Across seven months, the sound of ripping, planing and sawing boards in Michael Koppy’s woodworking shop in Hermantown has been replaced by the shush-shush of volunteers using sandpaper or the whine of an orbital sander. Koppy feels for any defects and, once the inspection is complete, the bed frame goes out the door and into a trailer for the final stop, a swoosh from a sprayer for a coat of shellac on Saturday.

That’s how things were in the past week for those making 69 beds for the new Steve O’Neil Apartments that will serve families dealing with chronic homelessness. If everything goes according to plan, there will be the joyful noise of assembling the beds today inside the Fourth Street complex as the first delivery of beds is made.

What started out with Koppy looking for a way to donate to the apartment building built for low-income families turned into an assembly line of volunteers from two groups he is a part of: the Duluth Woodworking Club and Duluth-Superior Friends.

“I went to them,” he said, referring to CHUM, the group that will run the emergency housing units and supportive services at the 50-unit complex. It has set up a registry for people to donate furnishings for the apartments. Koppy had something more in mind.

“I’m a furniture builder, can I help in some way?” he recalls saying to the people at CHUM. He was given a list of possible projects and took them to club and Friends members. They voted to make beds.

The first order of business back in the spring, after acquiring reclaimed Douglas fir lumber from Duluth Timber, was nail pulling. Precisely, the removal of 11 gallons of nails.

It’s a good thing that Friends volunteer Debbi Rasmussen enjoyed the putty work required to fill in the nail holes.

“I got pretty good at it,” she said last week between some final sanding on headboards.

Like many others who have volunteered for the more than 1,000 hours on the bed project, Rasmussen’s skills in woodworking were limited. Since May, they have met three times a week for three hours or more.

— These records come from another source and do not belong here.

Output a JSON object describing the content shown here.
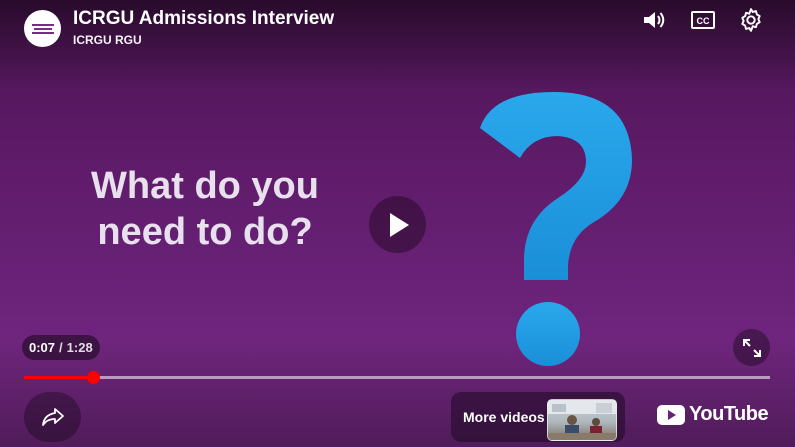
{
  "video": {
    "title": "ICRGU Admissions Interview",
    "channel": "ICRGU RGU",
    "headline_line1": "What do you",
    "headline_line2": "need to do?"
  },
  "player": {
    "current_time": "0:07",
    "separator": "/",
    "duration": "1:28",
    "progress_fraction": 0.093,
    "more_videos_label": "More videos",
    "youtube_label": "YouTube"
  },
  "colors": {
    "background": "#5c1a66",
    "question_mark": "#1fa0e6",
    "progress": "#ff0000"
  },
  "icons": [
    "volume-icon",
    "cc-icon",
    "gear-icon",
    "play-icon",
    "fullscreen-icon",
    "share-icon",
    "youtube-logo-icon"
  ]
}
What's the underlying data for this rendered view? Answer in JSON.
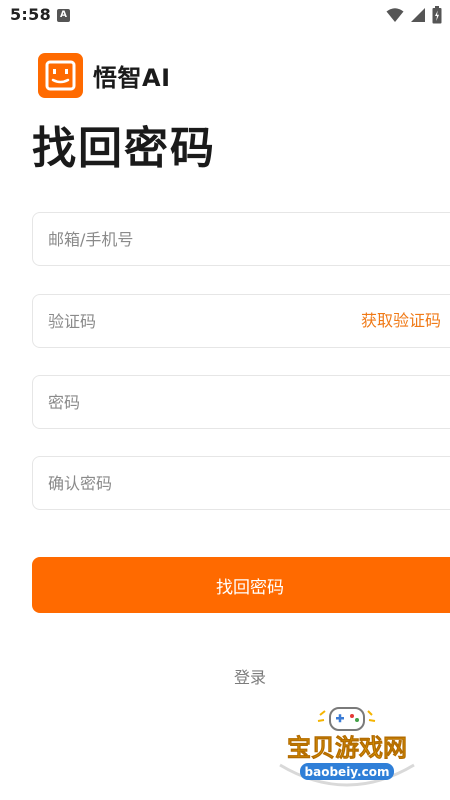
{
  "status_bar": {
    "time": "5:58",
    "notification_icon_letter": "A"
  },
  "app": {
    "name": "悟智AI",
    "brand_color": "#ff6a00",
    "accent_text_color": "#f07a17"
  },
  "page": {
    "title": "找回密码"
  },
  "form": {
    "account_placeholder": "邮箱/手机号",
    "code_placeholder": "验证码",
    "get_code_label": "获取验证码",
    "password_placeholder": "密码",
    "confirm_password_placeholder": "确认密码",
    "submit_label": "找回密码"
  },
  "footer": {
    "login_link": "登录"
  },
  "watermark": {
    "title": "宝贝游戏网",
    "url": "baobeiy.com"
  }
}
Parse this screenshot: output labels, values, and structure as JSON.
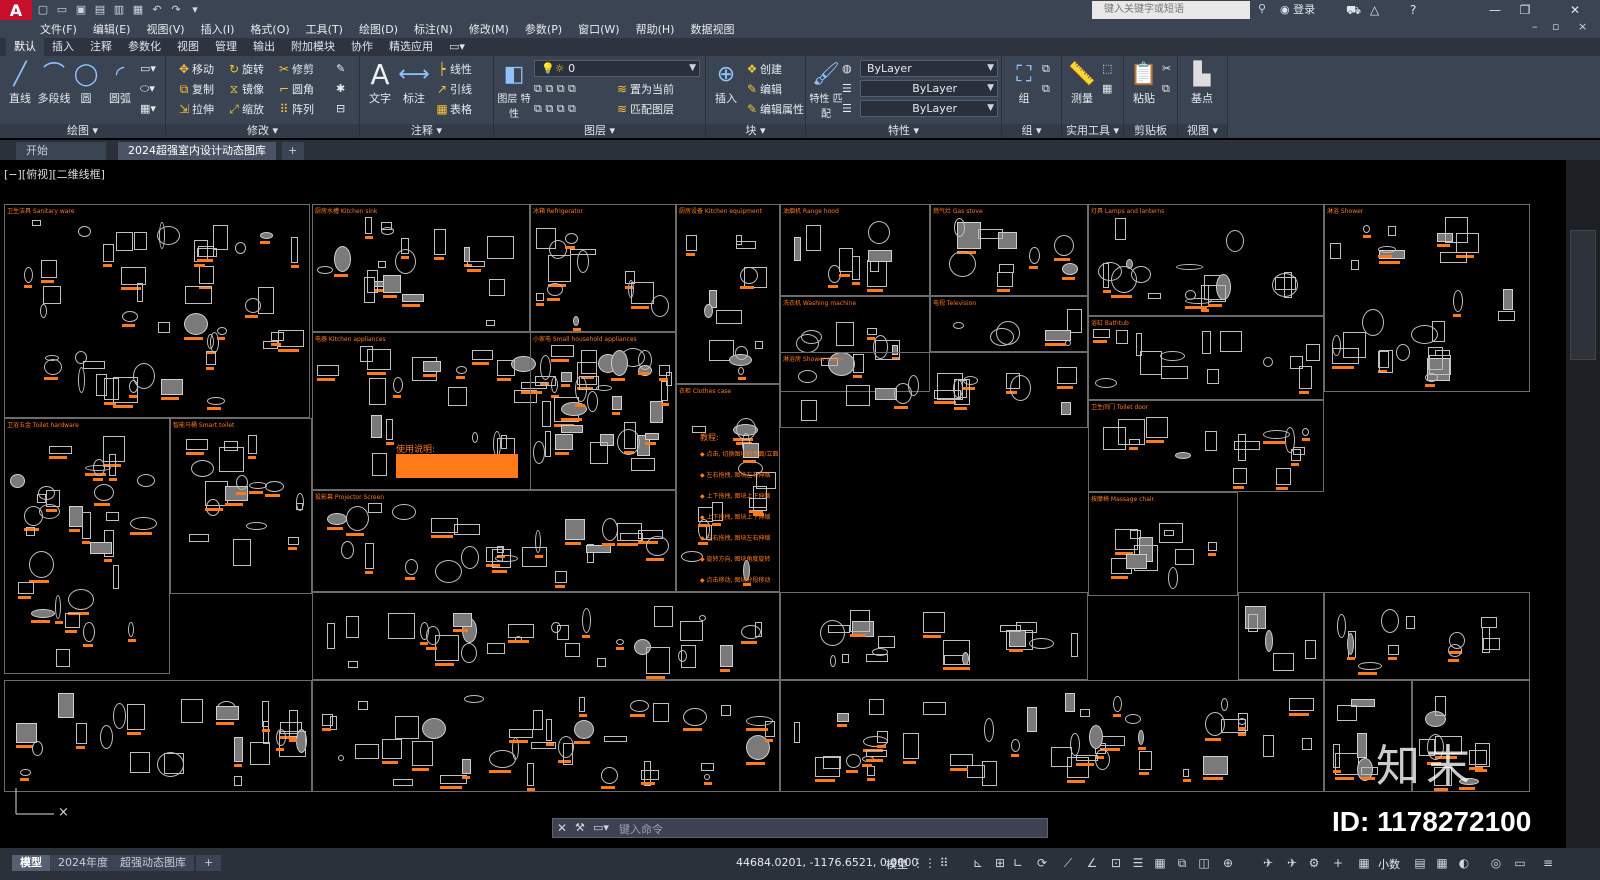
{
  "titlebar": {
    "logo": "A",
    "search_placeholder": "键入关键字或短语",
    "login": "登录"
  },
  "menubar": [
    "文件(F)",
    "编辑(E)",
    "视图(V)",
    "插入(I)",
    "格式(O)",
    "工具(T)",
    "绘图(D)",
    "标注(N)",
    "修改(M)",
    "参数(P)",
    "窗口(W)",
    "帮助(H)",
    "数据视图"
  ],
  "ribbon_tabs": [
    "默认",
    "插入",
    "注释",
    "参数化",
    "视图",
    "管理",
    "输出",
    "附加模块",
    "协作",
    "精选应用"
  ],
  "ribbon": {
    "draw": {
      "title": "绘图",
      "line": "直线",
      "polyline": "多段线",
      "circle": "圆",
      "arc": "圆弧"
    },
    "modify": {
      "title": "修改",
      "move": "移动",
      "rotate": "旋转",
      "trim": "修剪",
      "copy": "复制",
      "mirror": "镜像",
      "fillet": "圆角",
      "stretch": "拉伸",
      "scale": "缩放",
      "array": "阵列"
    },
    "annotation": {
      "title": "注释",
      "text": "文字",
      "dimension": "标注",
      "linear": "线性",
      "leader": "引线",
      "table": "表格"
    },
    "layers": {
      "title": "图层",
      "layer_props": "图层\n特性",
      "current_layer": "0",
      "set_current": "置为当前",
      "match_layer": "匹配图层"
    },
    "block": {
      "title": "块",
      "insert": "插入",
      "create": "创建",
      "edit": "编辑",
      "edit_attr": "编辑属性"
    },
    "properties": {
      "title": "特性",
      "match": "特性\n匹配",
      "color": "ByLayer",
      "linetype": "ByLayer",
      "lineweight": "ByLayer"
    },
    "groups": {
      "title": "组",
      "group": "组"
    },
    "utilities": {
      "title": "实用工具",
      "measure": "测量"
    },
    "clipboard": {
      "title": "剪贴板",
      "paste": "粘贴"
    },
    "view": {
      "title": "视图",
      "base": "基点"
    }
  },
  "doc_tabs": {
    "start": "开始",
    "active": "2024超强室内设计动态图库*"
  },
  "view_label": "[−][俯视][二维线框]",
  "canvas_cells": [
    "卫生洁具 Sanitary ware",
    "厨房水槽 Kitchen sink",
    "冰箱 Refrigerator",
    "厨房设备 Kitchen equipment",
    "油烟机 Range hood",
    "燃气灶 Gas stove",
    "灯具 Lamps and lanterns",
    "淋浴 Shower",
    "卫浴五金 Toilet hardware",
    "智能马桶 Smart toilet",
    "电器 Kitchen appliances",
    "小家电 Small household appliances",
    "洗衣机 Washing machine",
    "电视 Television",
    "浴缸 Bathtub",
    "淋浴房 Shower room",
    "卫生间门 Toilet door",
    "投影幕 Projector Screen",
    "衣柜 Clothes case",
    "按摩椅 Massage chair"
  ],
  "instructions": {
    "title": "使用说明:",
    "heading": "教程:",
    "steps": [
      "点击, 切换图块的平面/立面",
      "左右拖拽, 图块左右伸缩",
      "上下拖拽, 图块上下伸缩",
      "上下拖拽, 图块上下伸缩",
      "左右拖拽, 图块左右伸缩",
      "旋转方向, 图块角度旋转",
      "点击移动, 图块分段移动"
    ]
  },
  "watermark": "知末",
  "id_mark": "ID: 1178272100",
  "command_placeholder": "键入命令",
  "statusbar": {
    "layout_tabs": [
      "模型",
      "2024年度",
      "超强动态图库"
    ],
    "coords": "44684.0201, -1176.6521, 0.0000",
    "model": "模型",
    "units": "小数"
  },
  "colors": {
    "accent": "#ff7a1a",
    "titlebar": "#3b4453",
    "ribbon": "#3b4453",
    "canvas": "#000000"
  }
}
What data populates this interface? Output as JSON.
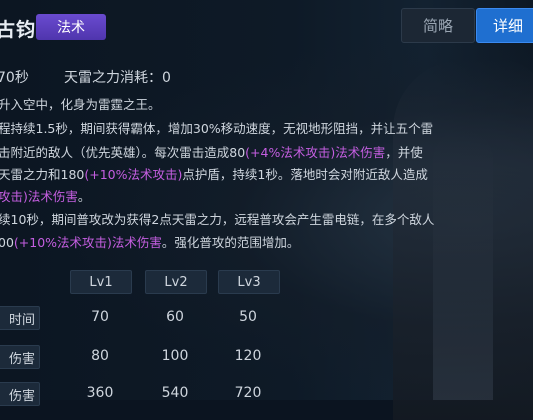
{
  "skill": {
    "name": "古钧",
    "type_tag": "法术"
  },
  "tabs": {
    "brief": "简略",
    "detail": "详细"
  },
  "stats": {
    "cooldown": "70秒",
    "cost": "天雷之力消耗：0"
  },
  "description": {
    "line1": "升入空中，化身为雷霆之王。",
    "line2": "程持续1.5秒，期间获得霸体，增加30%移动速度，无视地形阻挡，并让五个雷",
    "line3_a": "击附近的敌人（优先英雄）。每次雷击造成80",
    "line3_b": "(+4%法术攻击)法术伤害",
    "line3_c": "，并使",
    "line4_a": "天雷之力和180",
    "line4_b": "(+10%法术攻击)",
    "line4_c": "点护盾，持续1秒。落地时会对附近敌人造成",
    "line5_a": "攻击)法术伤害",
    "line5_b": "。",
    "line6": "续10秒，期间普攻改为获得2点天雷之力，远程普攻会产生雷电链，在多个敌人",
    "line7_a": "00",
    "line7_b": "(+10%法术攻击)法术伤害",
    "line7_c": "。强化普攻的范围增加。"
  },
  "levels": {
    "headers": [
      "Lv1",
      "Lv2",
      "Lv3"
    ],
    "rows": [
      {
        "label": "时间",
        "values": [
          "70",
          "60",
          "50"
        ]
      },
      {
        "label": "伤害",
        "values": [
          "80",
          "100",
          "120"
        ]
      },
      {
        "label": "伤害",
        "values": [
          "360",
          "540",
          "720"
        ]
      }
    ]
  },
  "colors": {
    "highlight": "#c45ee0",
    "tag_bg": "#5a3fc0",
    "tab_active": "#1f6fd0"
  }
}
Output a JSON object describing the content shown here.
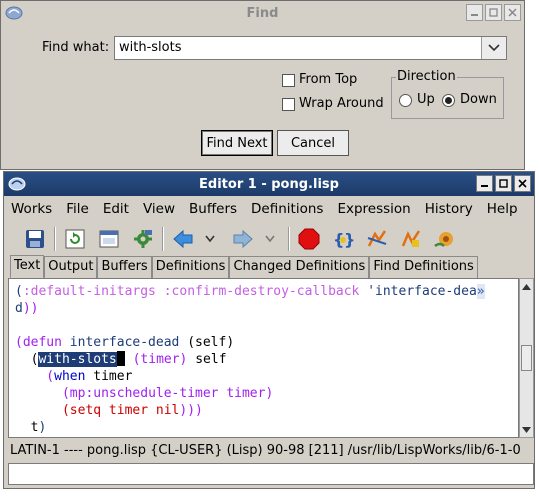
{
  "find_dialog": {
    "title": "Find",
    "find_what_label": "Find what:",
    "find_what_value": "with-slots",
    "from_top": "From Top",
    "wrap_around": "Wrap Around",
    "direction_label": "Direction",
    "up_label": "Up",
    "down_label": "Down",
    "direction_selected": "Down",
    "find_next": "Find Next",
    "cancel": "Cancel"
  },
  "editor": {
    "title": "Editor 1 - pong.lisp",
    "menu": [
      "Works",
      "File",
      "Edit",
      "View",
      "Buffers",
      "Definitions",
      "Expression",
      "History",
      "Help"
    ],
    "toolbar_icons": [
      "save-icon",
      "revert-icon",
      "window-icon",
      "gear-icon",
      "back-arrow-icon",
      "back-menu-icon",
      "forward-arrow-icon",
      "forward-menu-icon",
      "stop-icon",
      "debug-icon",
      "inspect-icon",
      "trace-icon",
      "profile-icon"
    ],
    "tabs": [
      "Text",
      "Output",
      "Buffers",
      "Definitions",
      "Changed Definitions",
      "Find Definitions"
    ],
    "active_tab": "Text",
    "status": "LATIN-1 ---- pong.lisp    {CL-USER} (Lisp) 90-98 [211] /usr/lib/LispWorks/lib/6-1-0"
  },
  "code": {
    "l1_a": "(",
    "l1_b": ":default-initargs :confirm-destroy-callback",
    "l1_c": " 'interface-dea",
    "l1_more": "»",
    "l2_a": "d",
    "l2_b": "))",
    "l4_a": "(",
    "l4_b": "defun",
    "l4_c": " interface-dead ",
    "l4_d": "(self)",
    "l5_a": "  (",
    "l5_b": "with-slots",
    "l5_c": " (timer)",
    "l5_d": " self",
    "l6_a": "    (",
    "l6_b": "when",
    "l6_c": " timer",
    "l7_a": "      (",
    "l7_b": "mp:unschedule-timer timer",
    "l7_c": ")",
    "l8_a": "      (",
    "l8_b": "setq timer nil",
    "l8_c": ")))",
    "l9_a": "  t",
    "l9_b": ")"
  }
}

“I surprised myself a little,” she said.

Koppy said he purposely broke down the process into simple, sometimes repetitive, tasks. That way, everyone could contribute. Jigs and fixtures were made to take any surprises out of the creation of the parts needed for the 69 beds.

“It’s a lot of organization to keep things straight,” Koppy said. “I’ve had to break down all the aspects to single steps.”

He showed how the rails and headboards attach to the posts, an impressively quick process of drilling mortises for the joints. It was perfect for the assembly-line type of work required.

“It’s just a matter of woodworking,” Koppy said easily.

He has experience in taking people through a process after 22 years of teaching manufacturing classes at Lake Superior College. He’s retired from that job but still does woodworking, although everything has been on hold since the bed project began.

You could see the instructor in him as he made the rounds among a handful of volunteers last weekend. Just when someone thought they had done the final touches on a headboard or rail, Koppy would come along and feel it, looking for any rough spots. He usually found a few.

The end result is impressive. Koppy and his team wanted to design beds with a human touch. The posts on the beds are expertly rounded and turned and each headboard has a dove etched into it.

“That’s what we wanted to do,” Koppy said of the pride taken in the quality and humanity of the final product. “These are solid beds.”

Newsletter signup for email alerts